Considering the genre, it isn't quite that simple.

Fatal Labyrinth provides examples of:

  • Blob Monster: Jellies, Amoebae, Blue Jellies and Mercuries.
  • Character Level: Instead of numbers, each level has a different title.
  • Cursed Item: Weapons, armor and rings are sticky pieces of equipment, but will automatically unequip themselves after some time. Cursed consumables work as intended with their negative effect, springing themselves upon the player by being unidentified.
  • Death by Gluttony: You never know how much food is on the ground, and if you reach 99+ fatigue, you die on the spot, your last words being "I'm stuffed."
  • Everything Trying to Kill You: Even the food is trying to kill you.
  • Have a Nice Death: Depending on how much money you have when you bite it, more or less people will show up at your rock/modest headstone/shrine.
  • Inventory Management Puzzle: You've got different menus for potions, staffs, weapons, scrolls, armor, helmets, shields, bows, and rings. There is only so much you can carry in each, but they're independent from each other. So you have to manage nine different inventories.
  • Lonely Funeral: As stated under Money for Nothing, gold does nothing but change your funeral on the game over screen. Having little to no gold reserves results in nobody appearing at your funeral.
  • Medusa: Medusa and Gorgons, in all their blinding, confusing and power draining glory. No Taken for Granite though, luckily.
  • Money for Nothing: You can find gold in the labyrinth, but you can't spend it. So what function does gold serve in this game? Getting you a nicer grave and more people to attend your funeral in the event of a Game Over.
  • Necromancer: Who can't actually raise the dead. Those flames and confusion spells can hurt though.
  • Ninja: Ninjas, Shinobis and Sasukes.
  • Randomly Generated Levels: Sort of. There are 28 different level designs for as many levels (10, 30 and 31 are always the same), but they appear randomly - level 4 in one playthrough could be level 23 in another, albeit with different coloured tiles. Played straight with item and enemy placement though.
  • Regenerating Health: HP is recovered over time, in small amounts after taking several steps.
  • Respawning Enemies: When enough time has passed on a level, a red background flash will indicate all monsters respawning at once.

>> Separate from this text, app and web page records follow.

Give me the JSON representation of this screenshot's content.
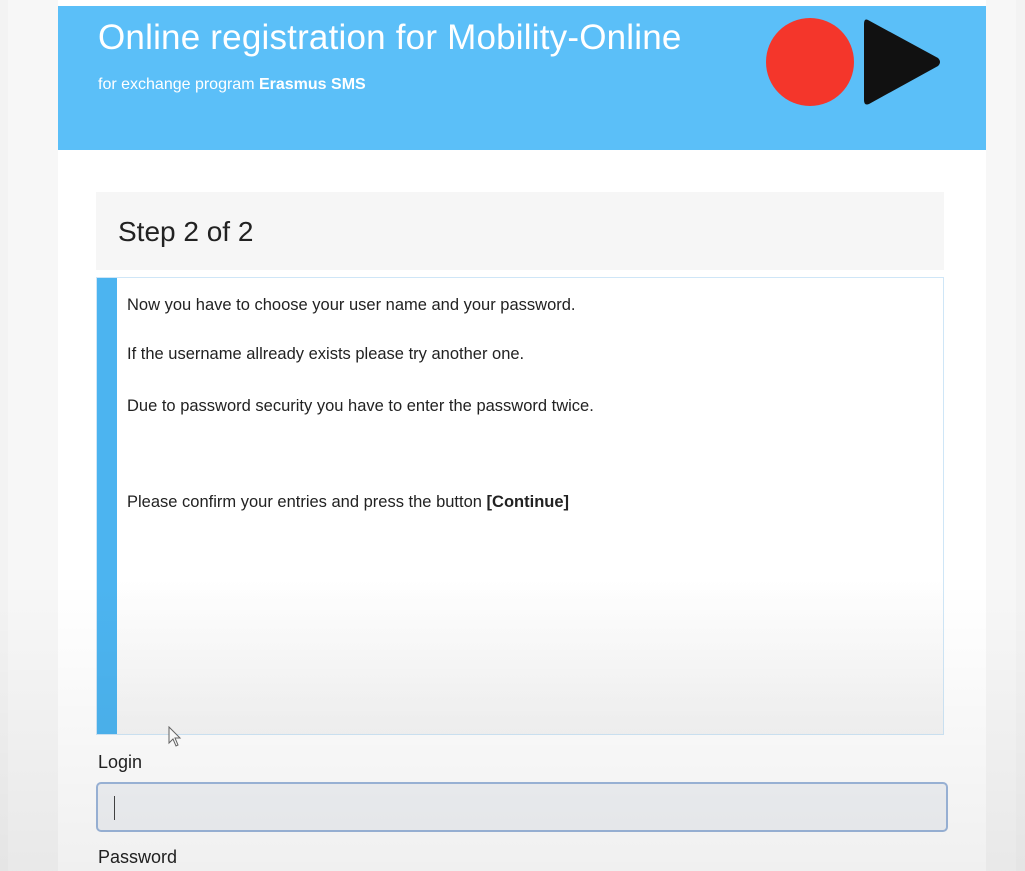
{
  "header": {
    "title": "Online registration for Mobility-Online",
    "subtitle_prefix": "for exchange program",
    "subtitle_program": "Erasmus SMS",
    "logo_icons": [
      "red-circle-icon",
      "play-triangle-icon"
    ],
    "colors": {
      "banner": "#5bbff8",
      "logo_red": "#f4362b",
      "logo_black": "#111111"
    }
  },
  "step": {
    "title": "Step 2 of 2"
  },
  "info": {
    "line1": "Now you have to choose your user name and your password.",
    "line2": "If the username allready exists please try another one.",
    "line3": "Due to password security you have to enter the password twice.",
    "line4_prefix": "Please confirm your entries and press the button",
    "line4_button": "[Continue]",
    "accent_color": "#4cb4f0"
  },
  "form": {
    "login_label": "Login",
    "login_value": "",
    "password_label": "Password"
  }
}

  • Schizo Tech: While storming this medieval castle with your primitive weaponry and magic gear, you will encounter robots armed with ray guns. It's never explained why. The first ones you encounter, Robots, are passive until disturbed, for a good reason. Chasers and Dunes are encountered later, and are aggressive from the get-go. They're all fast, tough, powerful, relentless and can kick your arse at any range.
  • Shout-Out: The Floor Shark's attack animation is a clear reference to the iconic poster for Jaws.

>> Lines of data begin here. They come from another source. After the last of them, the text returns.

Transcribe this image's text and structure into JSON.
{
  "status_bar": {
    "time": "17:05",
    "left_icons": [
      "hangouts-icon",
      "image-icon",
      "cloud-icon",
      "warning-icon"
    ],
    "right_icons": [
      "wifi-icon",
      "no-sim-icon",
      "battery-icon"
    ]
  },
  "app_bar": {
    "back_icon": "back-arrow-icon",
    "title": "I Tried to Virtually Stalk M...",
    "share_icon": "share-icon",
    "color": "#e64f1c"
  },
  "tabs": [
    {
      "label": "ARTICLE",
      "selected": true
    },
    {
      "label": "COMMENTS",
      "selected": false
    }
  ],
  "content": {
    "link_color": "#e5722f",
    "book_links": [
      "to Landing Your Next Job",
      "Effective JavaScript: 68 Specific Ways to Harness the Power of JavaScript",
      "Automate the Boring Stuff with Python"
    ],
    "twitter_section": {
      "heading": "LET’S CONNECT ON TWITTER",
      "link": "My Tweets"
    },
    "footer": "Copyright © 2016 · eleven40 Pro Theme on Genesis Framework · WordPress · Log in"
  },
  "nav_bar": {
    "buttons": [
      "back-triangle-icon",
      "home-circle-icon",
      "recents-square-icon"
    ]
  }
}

  • Trap Door: These traps drop you down to the lower level. Monsters on lower level respawn, and players that remember their position could exploit getting additional items.

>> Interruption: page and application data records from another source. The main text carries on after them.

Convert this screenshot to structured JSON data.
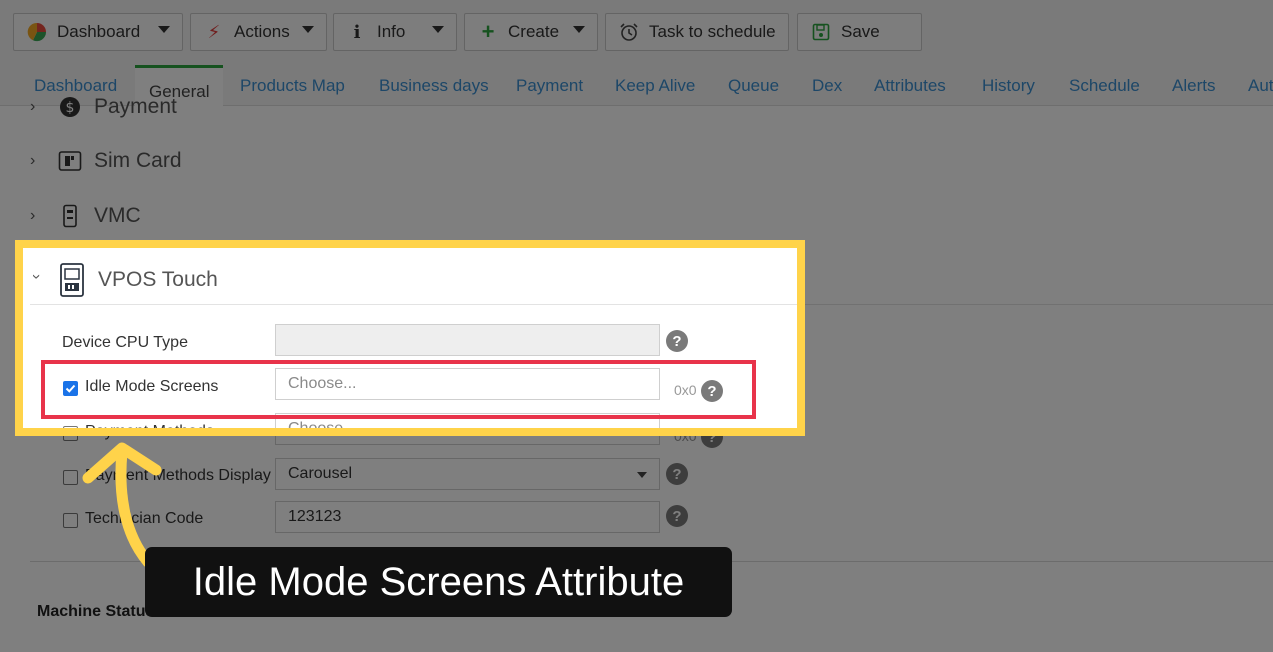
{
  "toolbar": {
    "dashboard_label": "Dashboard",
    "actions_label": "Actions",
    "info_label": "Info",
    "create_label": "Create",
    "task_label": "Task to schedule",
    "save_label": "Save"
  },
  "tabs": [
    {
      "label": "Dashboard"
    },
    {
      "label": "General"
    },
    {
      "label": "Products Map"
    },
    {
      "label": "Business days"
    },
    {
      "label": "Payment"
    },
    {
      "label": "Keep Alive"
    },
    {
      "label": "Queue"
    },
    {
      "label": "Dex"
    },
    {
      "label": "Attributes"
    },
    {
      "label": "History"
    },
    {
      "label": "Schedule"
    },
    {
      "label": "Alerts"
    },
    {
      "label": "Aut"
    }
  ],
  "accordion": {
    "payment": "Payment",
    "sim_card": "Sim Card",
    "vmc": "VMC",
    "vpos_touch": "VPOS Touch"
  },
  "fields": {
    "cpu_type": {
      "label": "Device CPU Type",
      "value": ""
    },
    "idle_mode": {
      "label": "Idle Mode Screens",
      "placeholder": "Choose...",
      "count": "0x0"
    },
    "payment_methods": {
      "label": "Payment Methods",
      "placeholder": "Choose...",
      "count": "0x0"
    },
    "payment_display": {
      "label": "Payment Methods Display",
      "value": "Carousel"
    },
    "technician_code": {
      "label": "Technician Code",
      "value": "123123"
    }
  },
  "section": {
    "machine_status": "Machine Status"
  },
  "annotation": {
    "caption": "Idle Mode Screens Attribute"
  },
  "colors": {
    "highlight": "#ffd34a",
    "focus_box": "#e8334a",
    "tab_accent": "#2ca43f",
    "link": "#3b8ed0"
  }
}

  • Throwing Your Sword Always Works: Granted, you'll likely be carrying around multiple weapons, but throwing a weapon you aren't intending to use is actually a valid strategy. Throwing any useless equipment is a good way to test for Ghosts and Mimics.
  • Unknown Item Identification:
    • Although weapons and armor have fixed values, they're kept hidden until they're used at least once for a given character.
    • Canes, Potions, Scrolls and rings are referred to by colour. When they're identified by experimenting with them or by reading an appraise scroll, the effect will be stated in the description.
  • Wizard Needs Food Badly: The player needs to eat to survive, and food is finite per floor.